“This will happen to you in high school; better get used to it!” one student exclaimed, as a group of middle-schoolers allegedly raped their younger male classmate in the locker room.
In school, he became known as “the boy who was raped.”
As the young teen roamed the hallways over the next 18 months, he was taunted by other students who alternately called him “the boy who was butt-fucked” and “snitch” for reporting the attack, according to a new federal lawsuit against Washington Public Schools in Oklahoma.
In the suit, the alleged victim, now 14, and his parents claim the district’s superintendent and middle-school principal not only knew about the sexual abuse he was suffering—but “ignored, minimized and dismissed it.”
As a result, Superintendent A.J. Brewer and Washington Middle School Principal Stuart McPherson gave the perpetrators “a free pass to continue—and escalate—their abuse” of the boy, the 32-page lawsuit claims. The suit was filed in Oklahoma City on Monday.
Both Brewer and McPherson allegedly refused “to recognize that forcible digital penetration of a student’s rectum is sexual assault—regardless of whether the victim is male or female,” calling it “horseplay” and “accidental,” according to the complaint.
Doe was allegedly “subjected to three sexual assaults by his male peers in an 18-month period, almost daily verbal harassment and bullying, and threats of physical harm and death in Washington Public Schools that went unchecked by officials with the authority to stop it.”
The boy was in sixth grade when he was first sexually assaulted, according to the lawsuit, which describes the harassment and bullying he suffered as “a relentless and inescapable aspect” of his daily life.
“It was not horseplay—or an accident—when one student restrained Child Doe while another shoved his fingers in [his] rectum in front of a classroom full of students,” the suit states. “And it was not horseplay or an accident when other students snuck up behind Child Doe in school locker rooms and shoved their fingers in his rectum.”
At least one of the assaults happened in music class, according to the suit, and three students participated as 30 to 40 others looked on.
Afterward, the boy immediately called his parents in tears, and they came to the school to meet with administrators, according to the complaint.
That’s when the name-calling began, with his attackers and their friends whispering the word “snitch” as they mocked him, the lawsuit claims.
Later, the boy received a text message from his first tormentor, who said, “Fuck you, I am going to kill you,” the lawsuit alleges. Doe and his parents reported the harassment and threats—but none of the students were ever disciplined, according to the suit.
Doe’s father was upset about the volatile situation and called several meetings with McPherson, the school’s principal, who dismissed the assaults and at one point allegedly asked, “What do you want me to do, hold his hand?”

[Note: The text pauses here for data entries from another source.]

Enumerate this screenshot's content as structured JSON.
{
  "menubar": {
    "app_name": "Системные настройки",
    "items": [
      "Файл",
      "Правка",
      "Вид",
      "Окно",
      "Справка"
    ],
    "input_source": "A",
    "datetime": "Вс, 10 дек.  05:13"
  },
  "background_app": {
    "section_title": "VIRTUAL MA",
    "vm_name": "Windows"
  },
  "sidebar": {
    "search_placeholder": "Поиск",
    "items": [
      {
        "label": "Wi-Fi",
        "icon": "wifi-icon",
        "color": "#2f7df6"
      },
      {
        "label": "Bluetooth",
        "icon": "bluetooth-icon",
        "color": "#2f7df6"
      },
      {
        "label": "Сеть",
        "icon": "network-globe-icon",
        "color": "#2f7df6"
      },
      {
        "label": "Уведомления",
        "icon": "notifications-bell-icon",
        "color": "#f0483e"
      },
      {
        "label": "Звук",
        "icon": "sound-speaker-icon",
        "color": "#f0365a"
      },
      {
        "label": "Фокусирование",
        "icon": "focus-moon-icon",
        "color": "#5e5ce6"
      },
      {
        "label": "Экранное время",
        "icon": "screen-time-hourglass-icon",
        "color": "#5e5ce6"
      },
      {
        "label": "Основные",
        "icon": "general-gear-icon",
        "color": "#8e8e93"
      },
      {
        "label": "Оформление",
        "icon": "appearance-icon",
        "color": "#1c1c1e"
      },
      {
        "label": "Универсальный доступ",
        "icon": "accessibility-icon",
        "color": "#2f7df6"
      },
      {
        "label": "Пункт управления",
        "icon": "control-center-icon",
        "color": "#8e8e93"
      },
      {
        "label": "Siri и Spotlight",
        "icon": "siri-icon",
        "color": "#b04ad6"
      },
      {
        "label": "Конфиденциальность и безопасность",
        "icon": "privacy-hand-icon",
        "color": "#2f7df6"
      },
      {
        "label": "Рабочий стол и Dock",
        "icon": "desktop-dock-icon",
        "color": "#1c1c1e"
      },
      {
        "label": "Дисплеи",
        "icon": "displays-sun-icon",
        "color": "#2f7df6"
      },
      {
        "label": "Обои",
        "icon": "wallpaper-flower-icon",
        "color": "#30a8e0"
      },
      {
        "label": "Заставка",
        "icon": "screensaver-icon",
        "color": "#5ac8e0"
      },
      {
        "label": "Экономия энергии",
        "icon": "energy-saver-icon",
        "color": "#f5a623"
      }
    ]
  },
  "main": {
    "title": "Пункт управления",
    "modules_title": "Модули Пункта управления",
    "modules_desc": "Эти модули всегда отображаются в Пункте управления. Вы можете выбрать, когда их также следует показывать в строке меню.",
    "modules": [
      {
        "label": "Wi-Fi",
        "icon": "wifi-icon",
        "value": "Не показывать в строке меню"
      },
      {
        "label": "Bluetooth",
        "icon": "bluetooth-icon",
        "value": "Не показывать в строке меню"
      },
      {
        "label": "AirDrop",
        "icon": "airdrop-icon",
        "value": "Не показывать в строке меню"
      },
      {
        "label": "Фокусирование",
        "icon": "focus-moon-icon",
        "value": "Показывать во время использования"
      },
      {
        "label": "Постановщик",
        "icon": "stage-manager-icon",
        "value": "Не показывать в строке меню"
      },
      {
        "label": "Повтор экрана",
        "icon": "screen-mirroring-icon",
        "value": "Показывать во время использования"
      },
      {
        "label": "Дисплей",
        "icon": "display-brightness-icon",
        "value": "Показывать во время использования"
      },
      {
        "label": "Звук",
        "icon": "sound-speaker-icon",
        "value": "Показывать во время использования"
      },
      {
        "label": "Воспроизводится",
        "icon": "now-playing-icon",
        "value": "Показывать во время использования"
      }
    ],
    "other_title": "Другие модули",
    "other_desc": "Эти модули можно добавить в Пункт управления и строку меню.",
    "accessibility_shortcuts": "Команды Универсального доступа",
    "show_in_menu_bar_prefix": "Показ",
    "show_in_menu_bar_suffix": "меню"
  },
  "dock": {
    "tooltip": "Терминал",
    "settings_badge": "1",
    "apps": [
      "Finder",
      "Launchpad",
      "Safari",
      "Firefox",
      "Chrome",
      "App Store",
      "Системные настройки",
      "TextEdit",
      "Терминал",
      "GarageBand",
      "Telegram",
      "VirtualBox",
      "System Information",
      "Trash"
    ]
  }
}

McPherson and the superintendent, Brewer, even “asked Child Doe if the students stuck their fingers in Child Doe’s body by accident or on purpose,” the lawsuit claims. Eventually, Brewer allegedly suggested that Doe take the matter “into his own hands” by “using his baseball bat to defend himself.”
The victim and his father believed that to be an inadequate solution, according to the lawsuit, and—out of desperation—Doe asked to be held back a grade in order to escape the perpetrators.
The school agreed, but life has not gotten better for Doe, as he struggles to cope with the trauma, according to the lawsuit, which claims “he lost his eligibility to play a sport he loves, and he has required mental health counseling.”
“The defendants’ failure to take meaningful action to address this has traumatized Child Doe psychologically and emotionally,” the complaint states, noting that Doe has been diagnosed with depression, social anxiety disorder, and post-traumatic stress disorder.
Doe’s family alleges that the school’s behavior violated federal civil-rights laws. They have demanded a jury trial and are seeking compensatory and punitive damages, as well as injunctive relief to ensure that future students do not experience the same trauma. Doe was not the only boy subjected to sexual abuse at the school, the lawsuit claims.
The Oklahoma State Bureau of Investigation confirmed to the Associated Press that it is investigating the lawsuit’s allegations. The bureau reportedly began its probe in November at the request of a local police department.
Spokeswoman Jessica Brown told the news agency that the investigation will soon be concluded and handed over to the district attorney to determine criminal charges.
Andy Fugitt, an attorney for the school, declined comment to the AP, citing pending litigation.